EXERCISE DATA
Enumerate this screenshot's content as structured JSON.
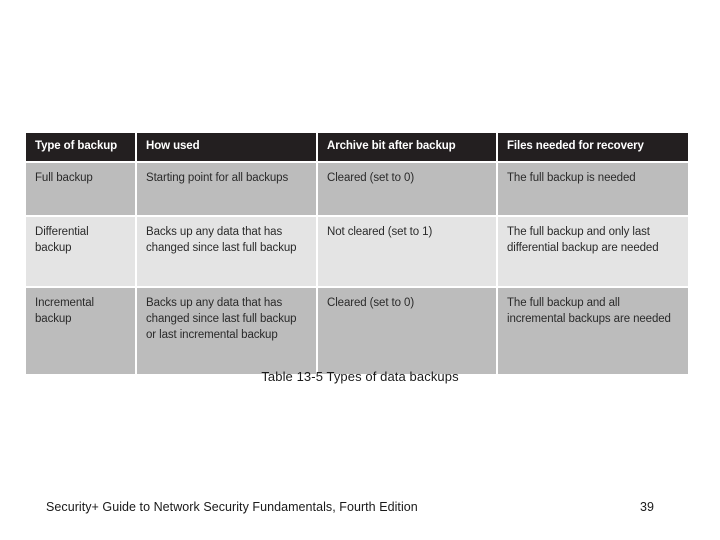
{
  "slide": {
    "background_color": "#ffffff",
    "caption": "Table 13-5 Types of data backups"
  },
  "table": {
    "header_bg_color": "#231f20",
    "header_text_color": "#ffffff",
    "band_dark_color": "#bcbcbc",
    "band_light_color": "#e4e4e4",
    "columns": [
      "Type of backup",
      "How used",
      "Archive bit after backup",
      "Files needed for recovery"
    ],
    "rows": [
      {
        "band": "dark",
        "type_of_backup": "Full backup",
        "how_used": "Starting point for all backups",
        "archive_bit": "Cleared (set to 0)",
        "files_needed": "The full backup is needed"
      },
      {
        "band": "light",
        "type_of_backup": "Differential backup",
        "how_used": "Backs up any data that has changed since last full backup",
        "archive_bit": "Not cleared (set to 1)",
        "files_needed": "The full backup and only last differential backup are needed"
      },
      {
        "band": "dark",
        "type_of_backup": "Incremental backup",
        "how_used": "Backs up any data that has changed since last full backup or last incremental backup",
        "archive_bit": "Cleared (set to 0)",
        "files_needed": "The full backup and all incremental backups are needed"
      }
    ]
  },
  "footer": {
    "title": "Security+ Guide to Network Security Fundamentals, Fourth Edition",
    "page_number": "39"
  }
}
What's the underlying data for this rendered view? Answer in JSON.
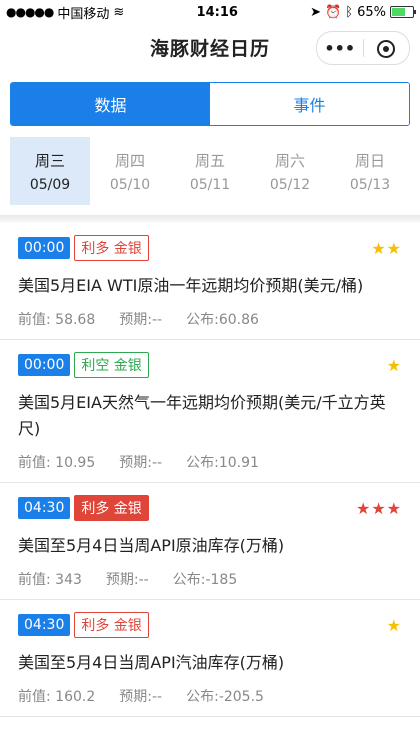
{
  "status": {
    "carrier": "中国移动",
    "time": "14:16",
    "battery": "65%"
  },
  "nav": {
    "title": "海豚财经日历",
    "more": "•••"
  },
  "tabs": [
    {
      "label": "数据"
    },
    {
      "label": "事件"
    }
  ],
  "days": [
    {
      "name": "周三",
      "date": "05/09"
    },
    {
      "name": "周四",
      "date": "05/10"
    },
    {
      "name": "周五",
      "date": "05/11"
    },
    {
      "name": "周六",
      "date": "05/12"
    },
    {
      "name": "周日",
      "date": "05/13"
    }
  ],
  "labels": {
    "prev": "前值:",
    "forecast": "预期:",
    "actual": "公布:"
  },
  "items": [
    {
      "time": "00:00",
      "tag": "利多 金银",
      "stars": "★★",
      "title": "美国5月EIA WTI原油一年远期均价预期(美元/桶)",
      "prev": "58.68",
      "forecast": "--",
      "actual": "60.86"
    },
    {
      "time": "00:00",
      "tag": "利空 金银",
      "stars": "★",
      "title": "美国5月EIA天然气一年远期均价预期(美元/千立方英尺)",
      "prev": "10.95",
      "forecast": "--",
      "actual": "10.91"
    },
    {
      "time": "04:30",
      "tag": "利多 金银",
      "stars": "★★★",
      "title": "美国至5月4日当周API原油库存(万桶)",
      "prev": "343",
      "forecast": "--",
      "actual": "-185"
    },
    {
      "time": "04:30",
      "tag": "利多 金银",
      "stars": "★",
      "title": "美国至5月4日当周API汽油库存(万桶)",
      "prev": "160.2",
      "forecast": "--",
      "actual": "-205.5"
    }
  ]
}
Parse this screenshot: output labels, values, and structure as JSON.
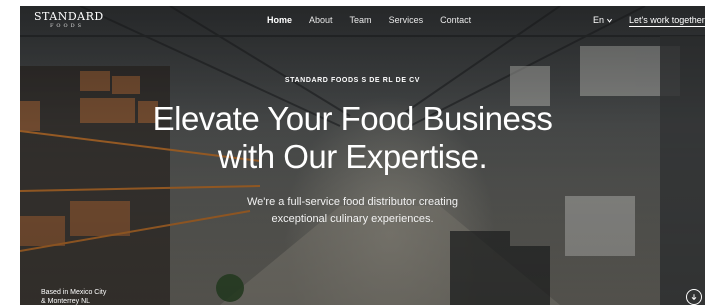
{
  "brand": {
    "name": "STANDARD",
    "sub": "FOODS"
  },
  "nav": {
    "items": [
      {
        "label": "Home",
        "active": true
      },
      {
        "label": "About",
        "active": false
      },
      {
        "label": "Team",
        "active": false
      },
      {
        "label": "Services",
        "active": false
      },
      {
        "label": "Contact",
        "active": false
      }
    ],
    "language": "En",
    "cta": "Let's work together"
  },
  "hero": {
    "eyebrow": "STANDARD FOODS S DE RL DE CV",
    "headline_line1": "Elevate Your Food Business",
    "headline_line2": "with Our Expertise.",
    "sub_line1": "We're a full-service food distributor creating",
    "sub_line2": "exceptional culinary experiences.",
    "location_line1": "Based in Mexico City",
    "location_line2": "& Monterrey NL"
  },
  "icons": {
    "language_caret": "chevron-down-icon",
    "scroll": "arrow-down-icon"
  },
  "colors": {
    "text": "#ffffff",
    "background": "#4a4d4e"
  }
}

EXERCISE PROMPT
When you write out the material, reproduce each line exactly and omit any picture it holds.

ANSWER TO THIS TASK
Enumerate this screenshot's content as structured JSON.
{
  "slide": {
    "background_color": "#ffffff",
    "caption": "Table 13-5 Types of data backups"
  },
  "table": {
    "header_bg_color": "#231f20",
    "header_text_color": "#ffffff",
    "band_dark_color": "#bcbcbc",
    "band_light_color": "#e4e4e4",
    "columns": [
      "Type of backup",
      "How used",
      "Archive bit after backup",
      "Files needed for recovery"
    ],
    "rows": [
      {
        "band": "dark",
        "type_of_backup": "Full backup",
        "how_used": "Starting point for all backups",
        "archive_bit": "Cleared (set to 0)",
        "files_needed": "The full backup is needed"
      },
      {
        "band": "light",
        "type_of_backup": "Differential backup",
        "how_used": "Backs up any data that has changed since last full backup",
        "archive_bit": "Not cleared (set to 1)",
        "files_needed": "The full backup and only last differential backup are needed"
      },
      {
        "band": "dark",
        "type_of_backup": "Incremental backup",
        "how_used": "Backs up any data that has changed since last full backup or last incremental backup",
        "archive_bit": "Cleared (set to 0)",
        "files_needed": "The full backup and all incremental backups are needed"
      }
    ]
  },
  "footer": {
    "title": "Security+ Guide to Network Security Fundamentals, Fourth Edition",
    "page_number": "39"
  }
}
What's the underlying data for this rendered view? Answer in JSON.
{
  "status": {
    "carrier": "中国移动",
    "time": "14:16",
    "battery": "65%"
  },
  "nav": {
    "title": "海豚财经日历",
    "more": "•••"
  },
  "tabs": [
    {
      "label": "数据"
    },
    {
      "label": "事件"
    }
  ],
  "days": [
    {
      "name": "周三",
      "date": "05/09"
    },
    {
      "name": "周四",
      "date": "05/10"
    },
    {
      "name": "周五",
      "date": "05/11"
    },
    {
      "name": "周六",
      "date": "05/12"
    },
    {
      "name": "周日",
      "date": "05/13"
    }
  ],
  "labels": {
    "prev": "前值:",
    "forecast": "预期:",
    "actual": "公布:"
  },
  "items": [
    {
      "time": "00:00",
      "tag": "利多 金银",
      "stars": "★★",
      "title": "美国5月EIA WTI原油一年远期均价预期(美元/桶)",
      "prev": "58.68",
      "forecast": "--",
      "actual": "60.86"
    },
    {
      "time": "00:00",
      "tag": "利空 金银",
      "stars": "★",
      "title": "美国5月EIA天然气一年远期均价预期(美元/千立方英尺)",
      "prev": "10.95",
      "forecast": "--",
      "actual": "10.91"
    },
    {
      "time": "04:30",
      "tag": "利多 金银",
      "stars": "★★★",
      "title": "美国至5月4日当周API原油库存(万桶)",
      "prev": "343",
      "forecast": "--",
      "actual": "-185"
    },
    {
      "time": "04:30",
      "tag": "利多 金银",
      "stars": "★",
      "title": "美国至5月4日当周API汽油库存(万桶)",
      "prev": "160.2",
      "forecast": "--",
      "actual": "-205.5"
    }
  ]
}
Parse this screenshot: output labels, values, and structure as JSON.
{
  "brand": {
    "name": "STANDARD",
    "sub": "FOODS"
  },
  "nav": {
    "items": [
      {
        "label": "Home",
        "active": true
      },
      {
        "label": "About",
        "active": false
      },
      {
        "label": "Team",
        "active": false
      },
      {
        "label": "Services",
        "active": false
      },
      {
        "label": "Contact",
        "active": false
      }
    ],
    "language": "En",
    "cta": "Let's work together"
  },
  "hero": {
    "eyebrow": "STANDARD FOODS S DE RL DE CV",
    "headline_line1": "Elevate Your Food Business",
    "headline_line2": "with Our Expertise.",
    "sub_line1": "We're a full-service food distributor creating",
    "sub_line2": "exceptional culinary experiences.",
    "location_line1": "Based in Mexico City",
    "location_line2": "& Monterrey NL"
  },
  "icons": {
    "language_caret": "chevron-down-icon",
    "scroll": "arrow-down-icon"
  },
  "colors": {
    "text": "#ffffff",
    "background": "#4a4d4e"
  }
}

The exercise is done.